**Material for this exercise**
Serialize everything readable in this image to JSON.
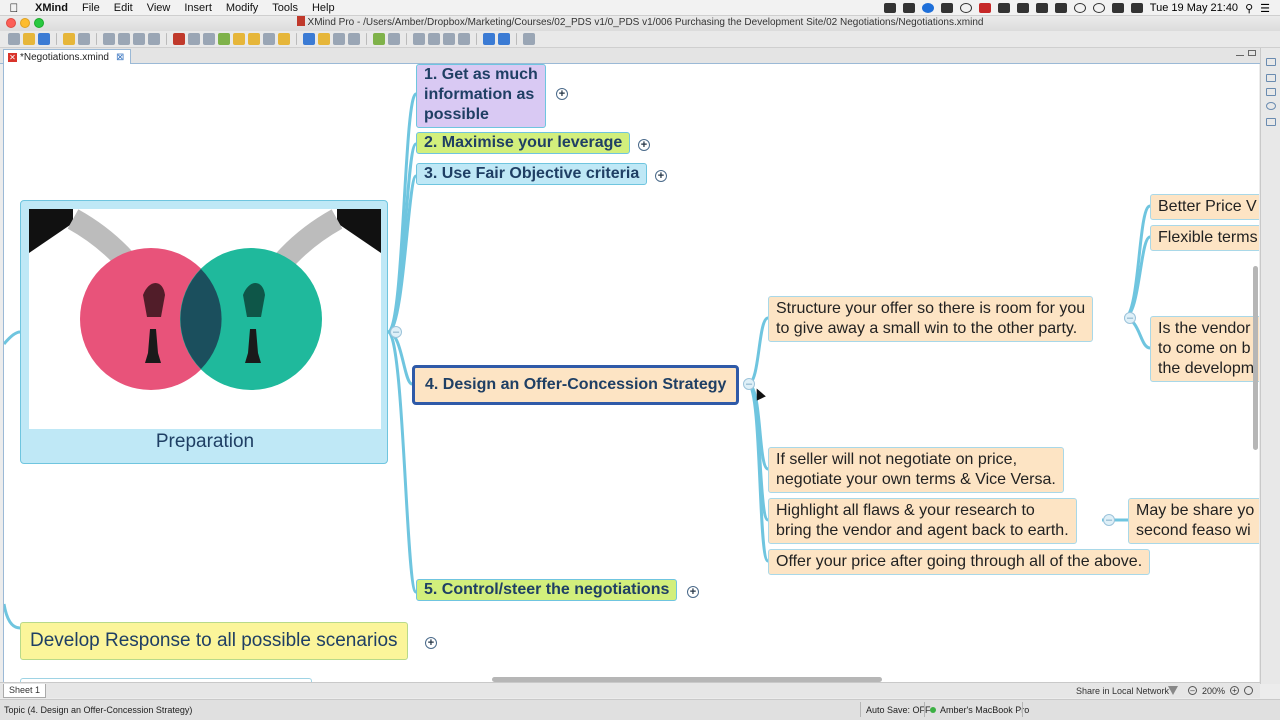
{
  "menubar": {
    "app_name": "XMind",
    "items": [
      "File",
      "Edit",
      "View",
      "Insert",
      "Modify",
      "Tools",
      "Help"
    ],
    "clock": "Tue 19 May  21:40"
  },
  "window": {
    "title": "XMind Pro - /Users/Amber/Dropbox/Marketing/Courses/02_PDS v1/0_PDS v1/006 Purchasing the Development Site/02 Negotiations/Negotiations.xmind"
  },
  "editor_tab": {
    "label": "*Negotiations.xmind"
  },
  "central_topic": {
    "label": "Preparation"
  },
  "topics": [
    {
      "label": "1. Get as much\ninformation as\npossible",
      "color": "#d9c9f3"
    },
    {
      "label": "2. Maximise your leverage",
      "color": "#d2ef7c"
    },
    {
      "label": "3. Use Fair Objective criteria",
      "color": "#bfe8f6"
    },
    {
      "label": "4. Design an Offer-Concession Strategy",
      "color": "#fde4c4"
    },
    {
      "label": "5. Control/steer the negotiations",
      "color": "#d2ef7c"
    }
  ],
  "develop_topic": {
    "label": "Develop Response to all possible scenarios",
    "color": "#fbf59a"
  },
  "subtopics": [
    "Structure your offer so there is room for you\nto give away a small win to the other party.",
    "If seller will not negotiate on price,\nnegotiate your own terms & Vice Versa.",
    "Highlight all flaws & your research to\nbring the vendor and agent back to earth.",
    "Offer your price after going through all of the above."
  ],
  "right_nodes": [
    "Better Price V",
    "Flexible terms",
    "Is the vendor\nto come on b\nthe developm",
    "May be share yo\nsecond feaso wi"
  ],
  "sheet_bar": {
    "sheet": "Sheet 1",
    "share": "Share in Local Network",
    "zoom": "200%"
  },
  "status_bar": {
    "selection": "Topic (4. Design an Offer-Concession Strategy)",
    "autosave": "Auto Save: OFF",
    "network": "Amber's MacBook Pro"
  },
  "colors": {
    "branch_line": "#6fc5df",
    "selection": "#2f5aa8",
    "circle_pink": "#e8537a",
    "circle_teal": "#1fb99c"
  }
}
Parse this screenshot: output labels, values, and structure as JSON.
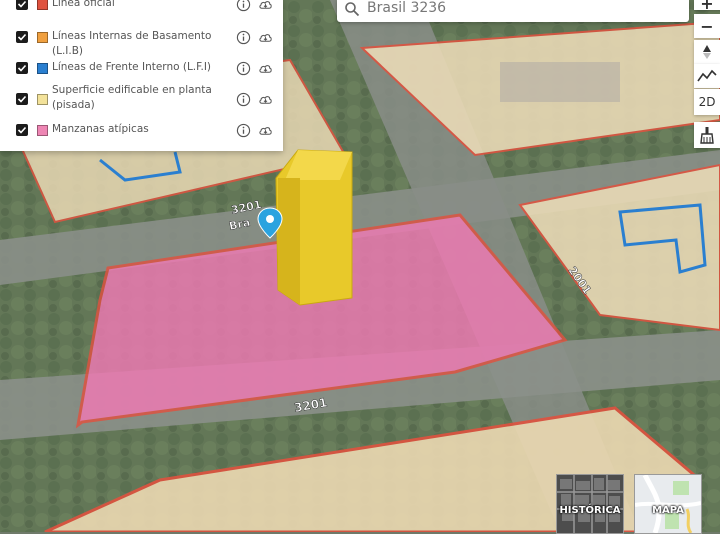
{
  "layers": [
    {
      "label": "Línea oficial",
      "color": "#e0523f",
      "checked": true
    },
    {
      "label": "Líneas Internas de Basamento (L.I.B)",
      "color": "#f0a040",
      "checked": true
    },
    {
      "label": "Líneas de Frente Interno (L.F.I)",
      "color": "#2a7fd0",
      "checked": true
    },
    {
      "label": "Superficie edificable en planta (pisada)",
      "color": "#f3e29a",
      "checked": true
    },
    {
      "label": "Manzanas atípicas",
      "color": "#ee86b4",
      "checked": true
    }
  ],
  "search": {
    "value": "Brasil 3236"
  },
  "controls": {
    "zoom_in": "+",
    "zoom_out": "−",
    "mode_2d": "2D"
  },
  "street_labels": {
    "top": "3201",
    "top_partial": "Bra",
    "right": "2001",
    "bottom": "3201"
  },
  "basemaps": {
    "historic": "HISTÓRICA",
    "map": "MAPA"
  },
  "icons": {
    "info": "info-icon",
    "download": "cloud-download-icon",
    "search": "search-icon",
    "compass": "compass-icon",
    "elevation": "elevation-profile-icon",
    "clear": "broom-icon",
    "marker": "location-pin-icon"
  }
}
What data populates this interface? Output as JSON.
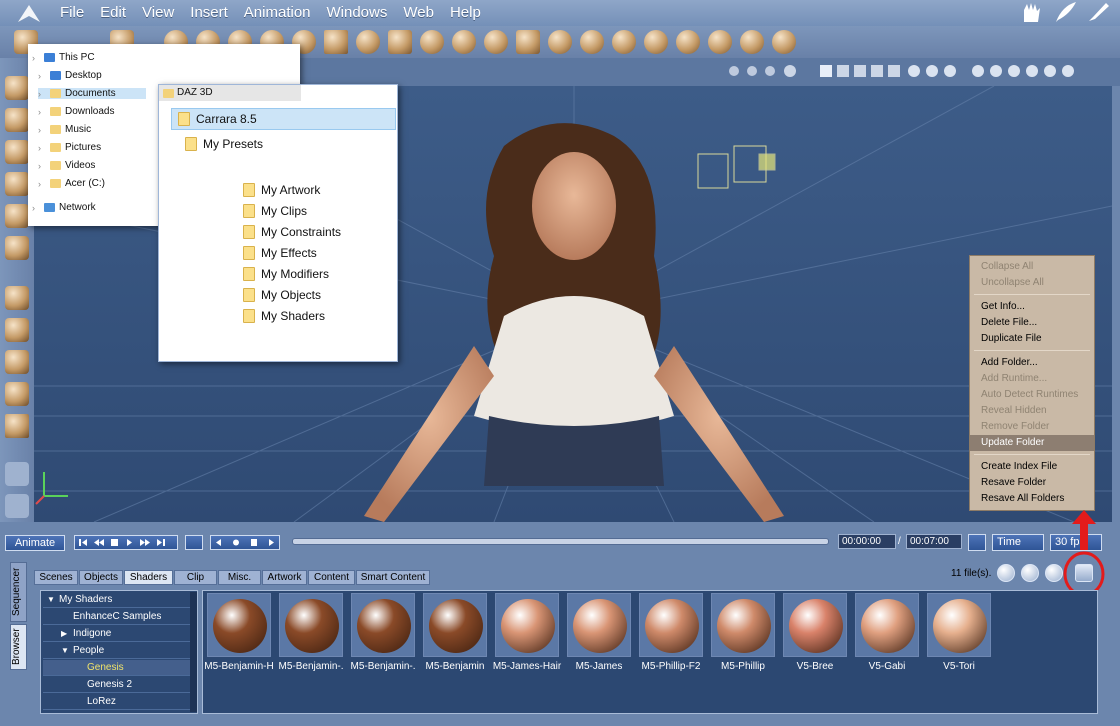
{
  "menubar": {
    "items": [
      "File",
      "Edit",
      "View",
      "Insert",
      "Animation",
      "Windows",
      "Web",
      "Help"
    ]
  },
  "explorer_tree": {
    "items": [
      {
        "label": "This PC",
        "icon": "pc-icon"
      },
      {
        "label": "Desktop",
        "icon": "desktop-folder-icon"
      },
      {
        "label": "Documents",
        "icon": "documents-folder-icon",
        "selected": true
      },
      {
        "label": "Downloads",
        "icon": "download-icon"
      },
      {
        "label": "Music",
        "icon": "music-icon"
      },
      {
        "label": "Pictures",
        "icon": "pictures-icon"
      },
      {
        "label": "Videos",
        "icon": "videos-icon"
      },
      {
        "label": "Acer (C:)",
        "icon": "drive-icon"
      },
      {
        "label": "Network",
        "icon": "network-icon"
      }
    ]
  },
  "folder_popup": {
    "header": "DAZ 3D",
    "root": "Carrara 8.5",
    "presets": "My Presets",
    "subfolders": [
      "My Artwork",
      "My Clips",
      "My Constraints",
      "My Effects",
      "My Modifiers",
      "My Objects",
      "My Shaders"
    ]
  },
  "context_menu": {
    "groups": [
      [
        {
          "label": "Collapse All",
          "disabled": true
        },
        {
          "label": "Uncollapse All",
          "disabled": true
        }
      ],
      [
        {
          "label": "Get Info...",
          "disabled": false
        },
        {
          "label": "Delete File...",
          "disabled": false
        },
        {
          "label": "Duplicate File",
          "disabled": false
        }
      ],
      [
        {
          "label": "Add Folder...",
          "disabled": false
        },
        {
          "label": "Add Runtime...",
          "disabled": true
        },
        {
          "label": "Auto Detect Runtimes",
          "disabled": true
        },
        {
          "label": "Reveal Hidden",
          "disabled": true
        },
        {
          "label": "Remove Folder",
          "disabled": true
        },
        {
          "label": "Update Folder",
          "disabled": false,
          "highlighted": true
        }
      ],
      [
        {
          "label": "Create Index File",
          "disabled": false
        },
        {
          "label": "Resave Folder",
          "disabled": false
        },
        {
          "label": "Resave All Folders",
          "disabled": false
        }
      ]
    ]
  },
  "timeline": {
    "animate_label": "Animate",
    "current_time": "00:00:00",
    "separator": "/",
    "end_time": "00:07:00",
    "time_mode": "Time",
    "fps": "30 fps"
  },
  "browser": {
    "side_tabs": [
      "Sequencer",
      "Browser"
    ],
    "tabs": [
      "Scenes",
      "Objects",
      "Shaders",
      "Clip",
      "Misc.",
      "Artwork",
      "Content",
      "Smart Content"
    ],
    "active_tab": "Shaders",
    "file_count": "11 file(s).",
    "tree": [
      {
        "label": "My Shaders",
        "indent": 0,
        "expander": "▼"
      },
      {
        "label": "EnhanceC Samples",
        "indent": 1,
        "expander": ""
      },
      {
        "label": "Indigone",
        "indent": 1,
        "expander": "▶"
      },
      {
        "label": "People",
        "indent": 1,
        "expander": "▼"
      },
      {
        "label": "Genesis",
        "indent": 2,
        "expander": "",
        "selected": true
      },
      {
        "label": "Genesis 2",
        "indent": 2,
        "expander": ""
      },
      {
        "label": "LoRez",
        "indent": 2,
        "expander": ""
      }
    ],
    "thumbnails": [
      {
        "label": "M5-Benjamin-H",
        "color": "#8a4a28"
      },
      {
        "label": "M5-Benjamin-.",
        "color": "#8a4a28"
      },
      {
        "label": "M5-Benjamin-.",
        "color": "#8a4a28"
      },
      {
        "label": "M5-Benjamin",
        "color": "#8a4a28"
      },
      {
        "label": "M5-James-Hair",
        "color": "#d99575"
      },
      {
        "label": "M5-James",
        "color": "#d99575"
      },
      {
        "label": "M5-Phillip-F2",
        "color": "#cf8a6a"
      },
      {
        "label": "M5-Phillip",
        "color": "#cf8a6a"
      },
      {
        "label": "V5-Bree",
        "color": "#d9826a"
      },
      {
        "label": "V5-Gabi",
        "color": "#e0a080"
      },
      {
        "label": "V5-Tori",
        "color": "#e6b08e"
      }
    ]
  }
}
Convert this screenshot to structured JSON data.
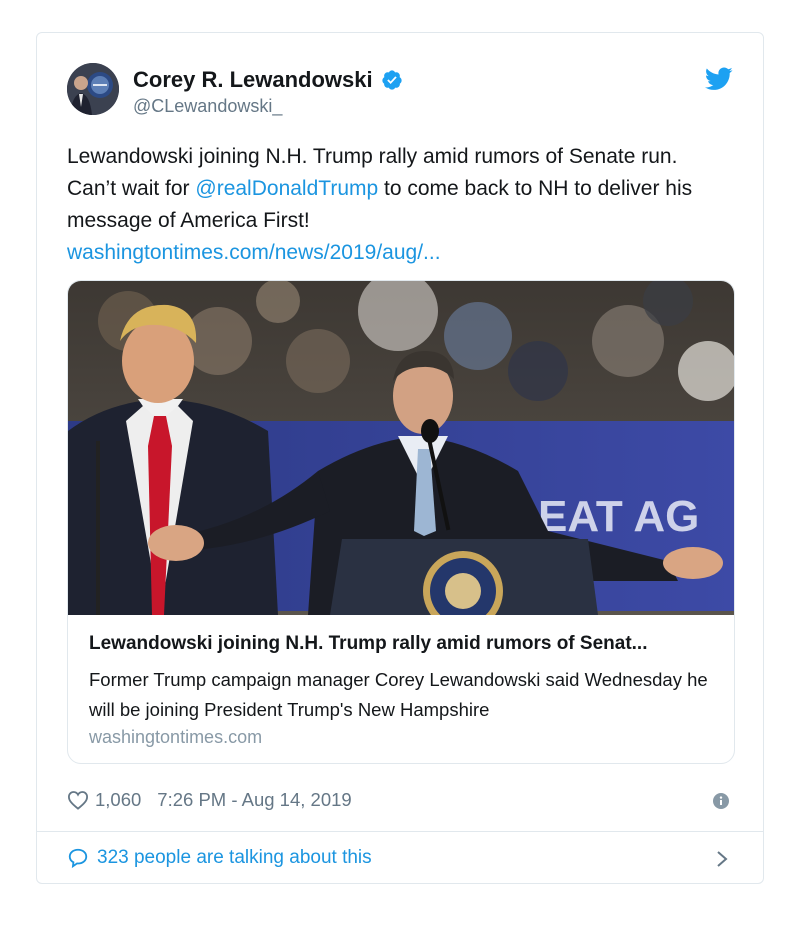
{
  "author": {
    "name": "Corey R. Lewandowski",
    "handle": "@CLewandowski_"
  },
  "tweet": {
    "text_before": "Lewandowski joining N.H. Trump rally amid rumors of Senate run. Can’t wait for ",
    "mention": "@realDonaldTrump",
    "text_after": " to come back to NH to deliver his message of America First!",
    "link": "washingtontimes.com/news/2019/aug/..."
  },
  "link_card": {
    "title": "Lewandowski joining N.H. Trump rally amid rumors of Senat...",
    "description": "Former Trump campaign manager Corey Lewandowski said Wednesday he will be joining President Trump's New Hampshire",
    "domain": "washingtontimes.com",
    "image_sign_text": "EAT AG"
  },
  "meta": {
    "likes": "1,060",
    "timestamp": "7:26 PM - Aug 14, 2019"
  },
  "footer": {
    "talking": "323 people are talking about this"
  },
  "icons": {
    "verified": "verified-badge-icon",
    "twitter": "twitter-bird-icon",
    "like": "heart-icon",
    "info": "info-icon",
    "reply": "speech-bubble-icon",
    "more": "chevron-right-icon"
  },
  "colors": {
    "accent": "#1da1f2",
    "link": "#1b95e0",
    "muted": "#657786",
    "border": "#e1e8ed"
  }
}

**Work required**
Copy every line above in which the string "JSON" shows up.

**Expected output**
Serialize everything readable in this image to JSON.
Parse this screenshot: output labels, values, and structure as JSON.
What data populates this interface? Output as JSON.
Convert this screenshot to structured JSON data.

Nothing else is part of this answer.